►

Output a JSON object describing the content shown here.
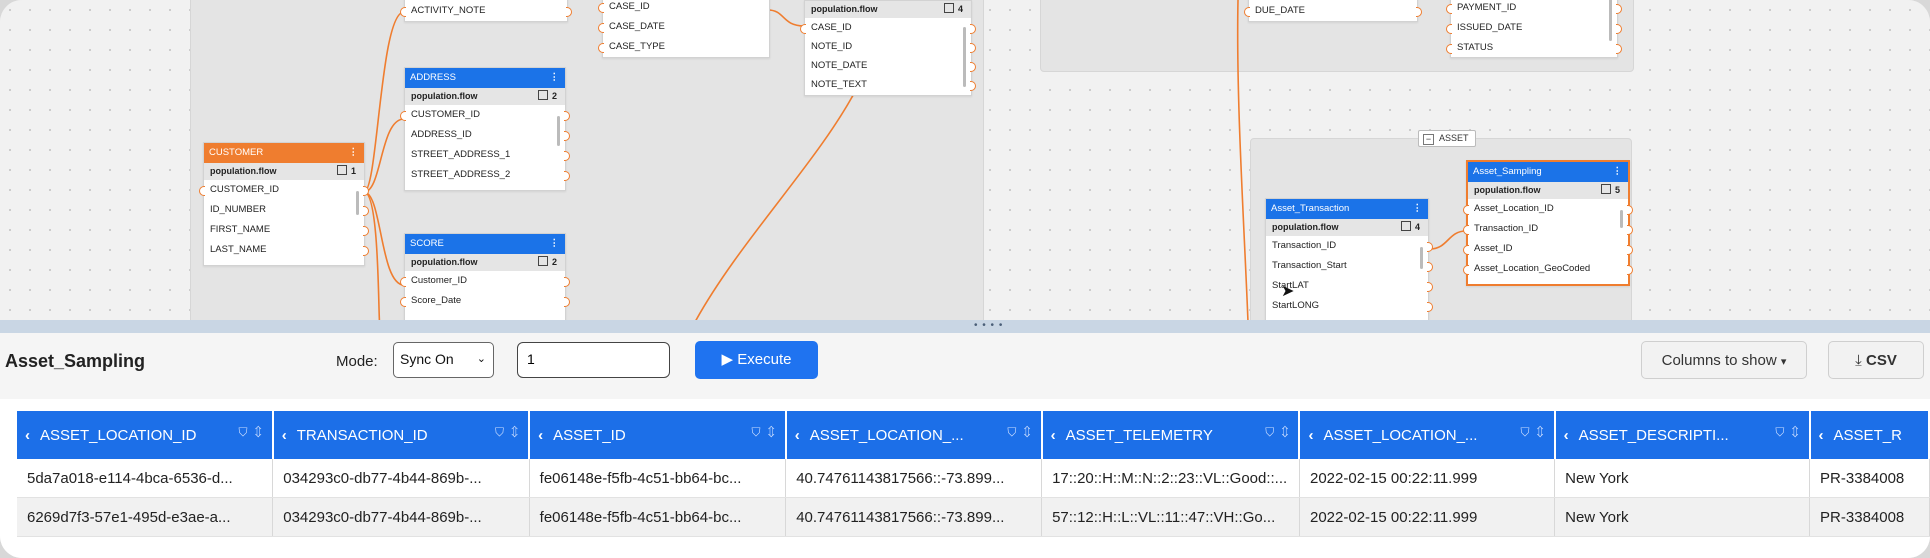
{
  "canvas": {
    "asset_group_label": "ASSET",
    "nodes": {
      "activity": {
        "fields": [
          "ACTIVITY_NOTE"
        ]
      },
      "case": {
        "fields": [
          "CASE_ID",
          "CASE_DATE",
          "CASE_TYPE"
        ]
      },
      "note": {
        "subheader": "population.flow",
        "count": "4",
        "fields": [
          "CASE_ID",
          "NOTE_ID",
          "NOTE_DATE",
          "NOTE_TEXT"
        ]
      },
      "due": {
        "fields": [
          "DUE_DATE"
        ]
      },
      "payment": {
        "fields": [
          "PAYMENT_ID",
          "ISSUED_DATE",
          "STATUS"
        ]
      },
      "address": {
        "title": "ADDRESS",
        "subheader": "population.flow",
        "count": "2",
        "fields": [
          "CUSTOMER_ID",
          "ADDRESS_ID",
          "STREET_ADDRESS_1",
          "STREET_ADDRESS_2"
        ]
      },
      "customer": {
        "title": "CUSTOMER",
        "subheader": "population.flow",
        "count": "1",
        "fields": [
          "CUSTOMER_ID",
          "ID_NUMBER",
          "FIRST_NAME",
          "LAST_NAME"
        ]
      },
      "score": {
        "title": "SCORE",
        "subheader": "population.flow",
        "count": "2",
        "fields": [
          "Customer_ID",
          "Score_Date"
        ]
      },
      "asset_transaction": {
        "title": "Asset_Transaction",
        "subheader": "population.flow",
        "count": "4",
        "fields": [
          "Transaction_ID",
          "Transaction_Start",
          "StartLAT",
          "StartLONG"
        ]
      },
      "asset_sampling": {
        "title": "Asset_Sampling",
        "subheader": "population.flow",
        "count": "5",
        "fields": [
          "Asset_Location_ID",
          "Transaction_ID",
          "Asset_ID",
          "Asset_Location_GeoCoded"
        ]
      }
    }
  },
  "panel": {
    "title": "Asset_Sampling",
    "mode_label": "Mode:",
    "mode_value": "Sync On",
    "step_value": "1",
    "execute_label": "Execute",
    "columns_label": "Columns to show",
    "csv_label": "CSV"
  },
  "table": {
    "columns": [
      "ASSET_LOCATION_ID",
      "TRANSACTION_ID",
      "ASSET_ID",
      "ASSET_LOCATION_...",
      "ASSET_TELEMETRY",
      "ASSET_LOCATION_...",
      "ASSET_DESCRIPTI...",
      "ASSET_R"
    ],
    "rows": [
      [
        "5da7a018-e114-4bca-6536-d...",
        "034293c0-db77-4b44-869b-...",
        "fe06148e-f5fb-4c51-bb64-bc...",
        "40.74761143817566::-73.899...",
        "17::20::H::M::N::2::23::VL::Good::...",
        "2022-02-15 00:22:11.999",
        "New York",
        "PR-3384008"
      ],
      [
        "6269d7f3-57e1-495d-e3ae-a...",
        "034293c0-db77-4b44-869b-...",
        "fe06148e-f5fb-4c51-bb64-bc...",
        "40.74761143817566::-73.899...",
        "57::12::H::L::VL::11::47::VH::Go...",
        "2022-02-15 00:22:11.999",
        "New York",
        "PR-3384008"
      ]
    ]
  },
  "colors": {
    "accent_blue": "#1c6fe8",
    "accent_orange": "#ef7d2f"
  }
}
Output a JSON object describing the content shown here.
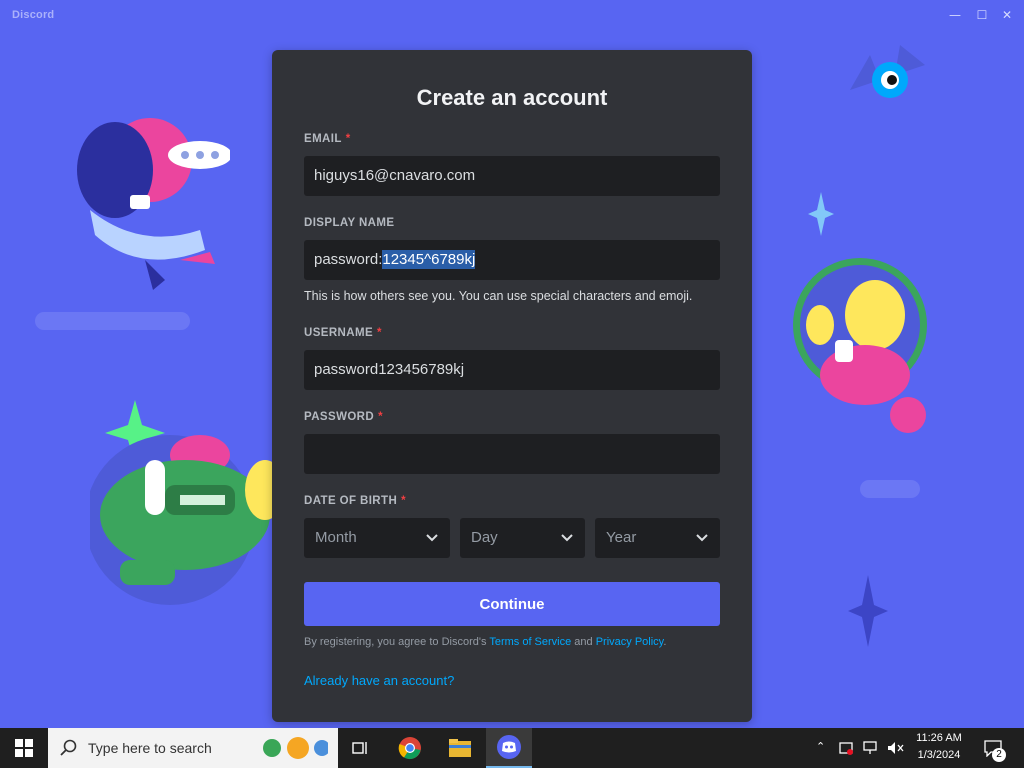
{
  "window": {
    "title": "Discord"
  },
  "form": {
    "heading": "Create an account",
    "email": {
      "label": "EMAIL",
      "value": "higuys16@cnavaro.com"
    },
    "display_name": {
      "label": "DISPLAY NAME",
      "value_prefix": "password:",
      "value_selected": "12345^6789kj",
      "hint": "This is how others see you. You can use special characters and emoji."
    },
    "username": {
      "label": "USERNAME",
      "value": "password123456789kj"
    },
    "password": {
      "label": "PASSWORD",
      "value": ""
    },
    "dob": {
      "label": "DATE OF BIRTH",
      "month": "Month",
      "day": "Day",
      "year": "Year"
    },
    "required_mark": "*",
    "continue_label": "Continue",
    "terms": {
      "prefix": "By registering, you agree to Discord's ",
      "tos": "Terms of Service",
      "and": " and ",
      "privacy": "Privacy Policy",
      "suffix": "."
    },
    "login_link": "Already have an account?"
  },
  "taskbar": {
    "search_placeholder": "Type here to search",
    "time": "11:26 AM",
    "date": "1/3/2024",
    "notification_count": "2"
  },
  "colors": {
    "brand": "#5865f2",
    "card": "#313338",
    "input": "#1e1f22",
    "link": "#00a8fc",
    "required": "#f23f42"
  },
  "icons": [
    "windows-start-icon",
    "search-icon",
    "task-view-icon",
    "chrome-icon",
    "file-explorer-icon",
    "discord-icon",
    "chevron-down-icon",
    "notification-icon"
  ]
}
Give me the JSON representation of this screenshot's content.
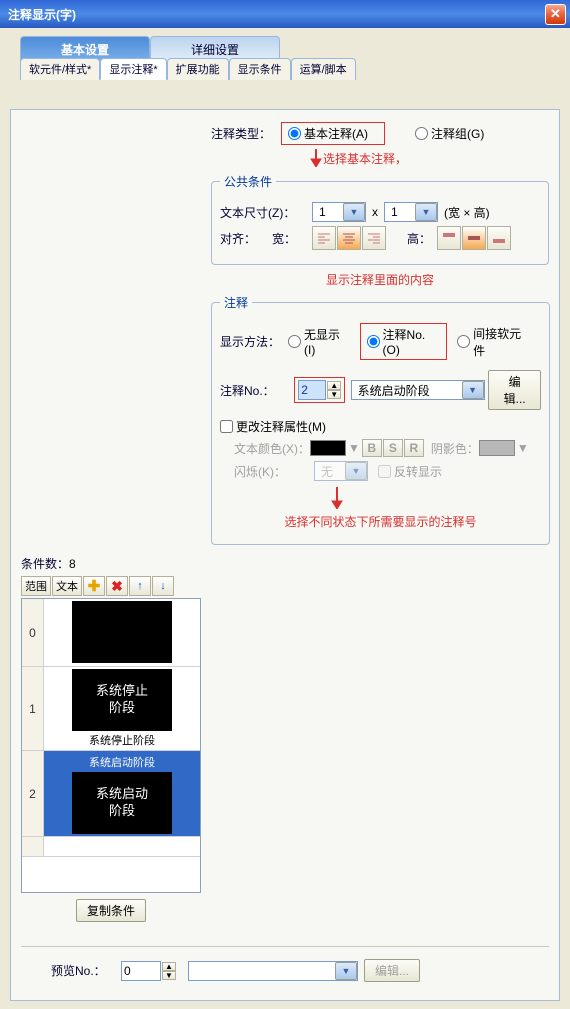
{
  "window": {
    "title": "注释显示(字)"
  },
  "main_tabs": {
    "basic": "基本设置",
    "detail": "详细设置"
  },
  "sub_tabs": {
    "s1": "软元件/样式*",
    "s2": "显示注释*",
    "s3": "扩展功能",
    "s4": "显示条件",
    "s5": "运算/脚本"
  },
  "type": {
    "label": "注释类型：",
    "basic": "基本注释(A)",
    "group": "注释组(G)"
  },
  "annot": {
    "select_basic": "选择基本注释，",
    "disp_content": "显示注释里面的内容",
    "select_no": "选择不同状态下所需要显示的注释号"
  },
  "cond": {
    "count_lbl": "条件数：",
    "count": "8"
  },
  "toolbar": {
    "range": "范围",
    "text": "文本"
  },
  "list": {
    "r0_caption": "",
    "r1_text": "系统停止\n阶段",
    "r1_caption": "系统停止阶段",
    "r2_text": "系统启动\n阶段",
    "r2_caption": "系统启动阶段"
  },
  "copy_btn": "复制条件",
  "pub": {
    "legend": "公共条件",
    "size_lbl": "文本尺寸(Z)：",
    "w": "1",
    "h": "1",
    "x": "x",
    "wh": "(宽 × 高)",
    "align_lbl": "对齐：",
    "align_w": "宽：",
    "align_h": "高："
  },
  "note": {
    "legend": "注释",
    "method_lbl": "显示方法：",
    "none": "无显示(I)",
    "byno": "注释No.(O)",
    "indirect": "间接软元件",
    "no_lbl": "注释No.：",
    "no_val": "2",
    "sel": "系统启动阶段",
    "edit": "编辑...",
    "chg": "更改注释属性(M)",
    "color_lbl": "文本颜色(X)：",
    "shadow_lbl": "阴影色：",
    "blink_lbl": "闪烁(K)：",
    "blink_val": "无",
    "invert": "反转显示"
  },
  "preview": {
    "lbl": "预览No.：",
    "val": "0",
    "edit": "编辑..."
  }
}
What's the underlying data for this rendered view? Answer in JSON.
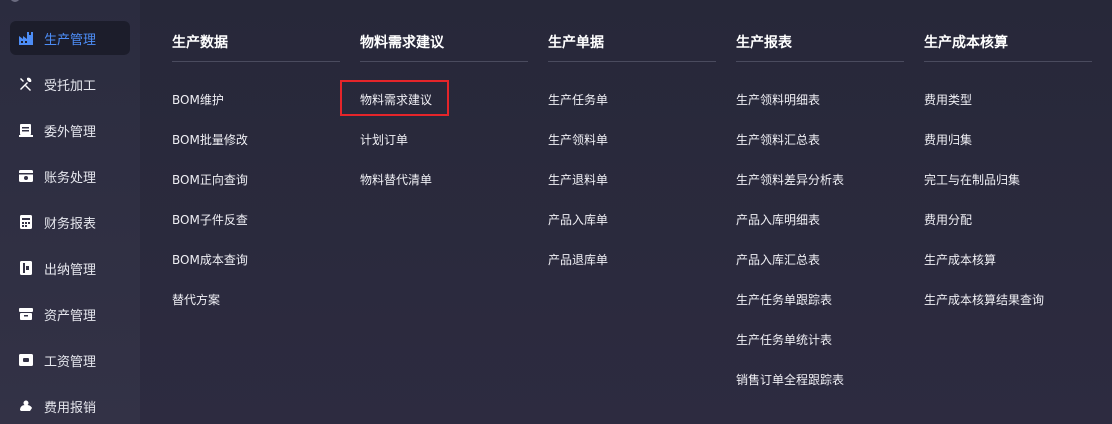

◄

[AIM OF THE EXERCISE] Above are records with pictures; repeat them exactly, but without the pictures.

[YOUR RESPONSE]
Output a JSON object describing the content shown here.
{
  "canvas": {
    "asset_group_label": "ASSET",
    "nodes": {
      "activity": {
        "fields": [
          "ACTIVITY_NOTE"
        ]
      },
      "case": {
        "fields": [
          "CASE_ID",
          "CASE_DATE",
          "CASE_TYPE"
        ]
      },
      "note": {
        "subheader": "population.flow",
        "count": "4",
        "fields": [
          "CASE_ID",
          "NOTE_ID",
          "NOTE_DATE",
          "NOTE_TEXT"
        ]
      },
      "due": {
        "fields": [
          "DUE_DATE"
        ]
      },
      "payment": {
        "fields": [
          "PAYMENT_ID",
          "ISSUED_DATE",
          "STATUS"
        ]
      },
      "address": {
        "title": "ADDRESS",
        "subheader": "population.flow",
        "count": "2",
        "fields": [
          "CUSTOMER_ID",
          "ADDRESS_ID",
          "STREET_ADDRESS_1",
          "STREET_ADDRESS_2"
        ]
      },
      "customer": {
        "title": "CUSTOMER",
        "subheader": "population.flow",
        "count": "1",
        "fields": [
          "CUSTOMER_ID",
          "ID_NUMBER",
          "FIRST_NAME",
          "LAST_NAME"
        ]
      },
      "score": {
        "title": "SCORE",
        "subheader": "population.flow",
        "count": "2",
        "fields": [
          "Customer_ID",
          "Score_Date"
        ]
      },
      "asset_transaction": {
        "title": "Asset_Transaction",
        "subheader": "population.flow",
        "count": "4",
        "fields": [
          "Transaction_ID",
          "Transaction_Start",
          "StartLAT",
          "StartLONG"
        ]
      },
      "asset_sampling": {
        "title": "Asset_Sampling",
        "subheader": "population.flow",
        "count": "5",
        "fields": [
          "Asset_Location_ID",
          "Transaction_ID",
          "Asset_ID",
          "Asset_Location_GeoCoded"
        ]
      }
    }
  },
  "panel": {
    "title": "Asset_Sampling",
    "mode_label": "Mode:",
    "mode_value": "Sync On",
    "step_value": "1",
    "execute_label": "Execute",
    "columns_label": "Columns to show",
    "csv_label": "CSV"
  },
  "table": {
    "columns": [
      "ASSET_LOCATION_ID",
      "TRANSACTION_ID",
      "ASSET_ID",
      "ASSET_LOCATION_...",
      "ASSET_TELEMETRY",
      "ASSET_LOCATION_...",
      "ASSET_DESCRIPTI...",
      "ASSET_R"
    ],
    "rows": [
      [
        "5da7a018-e114-4bca-6536-d...",
        "034293c0-db77-4b44-869b-...",
        "fe06148e-f5fb-4c51-bb64-bc...",
        "40.74761143817566::-73.899...",
        "17::20::H::M::N::2::23::VL::Good::...",
        "2022-02-15 00:22:11.999",
        "New York",
        "PR-3384008"
      ],
      [
        "6269d7f3-57e1-495d-e3ae-a...",
        "034293c0-db77-4b44-869b-...",
        "fe06148e-f5fb-4c51-bb64-bc...",
        "40.74761143817566::-73.899...",
        "57::12::H::L::VL::11::47::VH::Go...",
        "2022-02-15 00:22:11.999",
        "New York",
        "PR-3384008"
      ]
    ]
  },
  "colors": {
    "accent_blue": "#1c6fe8",
    "accent_orange": "#ef7d2f"
  }
}
Output a JSON object describing the content shown here.
{
  "window": {
    "title": "Discord"
  },
  "form": {
    "heading": "Create an account",
    "email": {
      "label": "EMAIL",
      "value": "higuys16@cnavaro.com"
    },
    "display_name": {
      "label": "DISPLAY NAME",
      "value_prefix": "password:",
      "value_selected": "12345^6789kj",
      "hint": "This is how others see you. You can use special characters and emoji."
    },
    "username": {
      "label": "USERNAME",
      "value": "password123456789kj"
    },
    "password": {
      "label": "PASSWORD",
      "value": ""
    },
    "dob": {
      "label": "DATE OF BIRTH",
      "month": "Month",
      "day": "Day",
      "year": "Year"
    },
    "required_mark": "*",
    "continue_label": "Continue",
    "terms": {
      "prefix": "By registering, you agree to Discord's ",
      "tos": "Terms of Service",
      "and": " and ",
      "privacy": "Privacy Policy",
      "suffix": "."
    },
    "login_link": "Already have an account?"
  },
  "taskbar": {
    "search_placeholder": "Type here to search",
    "time": "11:26 AM",
    "date": "1/3/2024",
    "notification_count": "2"
  },
  "colors": {
    "brand": "#5865f2",
    "card": "#313338",
    "input": "#1e1f22",
    "link": "#00a8fc",
    "required": "#f23f42"
  },
  "icons": [
    "windows-start-icon",
    "search-icon",
    "task-view-icon",
    "chrome-icon",
    "file-explorer-icon",
    "discord-icon",
    "chevron-down-icon",
    "notification-icon"
  ]
}
Give me the JSON representation of this screenshot's content.
{
  "window": {
    "title": "注释显示(字)"
  },
  "main_tabs": {
    "basic": "基本设置",
    "detail": "详细设置"
  },
  "sub_tabs": {
    "s1": "软元件/样式*",
    "s2": "显示注释*",
    "s3": "扩展功能",
    "s4": "显示条件",
    "s5": "运算/脚本"
  },
  "type": {
    "label": "注释类型：",
    "basic": "基本注释(A)",
    "group": "注释组(G)"
  },
  "annot": {
    "select_basic": "选择基本注释，",
    "disp_content": "显示注释里面的内容",
    "select_no": "选择不同状态下所需要显示的注释号"
  },
  "cond": {
    "count_lbl": "条件数：",
    "count": "8"
  },
  "toolbar": {
    "range": "范围",
    "text": "文本"
  },
  "list": {
    "r0_caption": "",
    "r1_text": "系统停止\n阶段",
    "r1_caption": "系统停止阶段",
    "r2_text": "系统启动\n阶段",
    "r2_caption": "系统启动阶段"
  },
  "copy_btn": "复制条件",
  "pub": {
    "legend": "公共条件",
    "size_lbl": "文本尺寸(Z)：",
    "w": "1",
    "h": "1",
    "x": "x",
    "wh": "(宽 × 高)",
    "align_lbl": "对齐：",
    "align_w": "宽：",
    "align_h": "高："
  },
  "note": {
    "legend": "注释",
    "method_lbl": "显示方法：",
    "none": "无显示(I)",
    "byno": "注释No.(O)",
    "indirect": "间接软元件",
    "no_lbl": "注释No.：",
    "no_val": "2",
    "sel": "系统启动阶段",
    "edit": "编辑...",
    "chg": "更改注释属性(M)",
    "color_lbl": "文本颜色(X)：",
    "shadow_lbl": "阴影色：",
    "blink_lbl": "闪烁(K)：",
    "blink_val": "无",
    "invert": "反转显示"
  },
  "preview": {
    "lbl": "预览No.：",
    "val": "0",
    "edit": "编辑..."
  }
}
What's the underlying data for this rendered view? Answer in JSON.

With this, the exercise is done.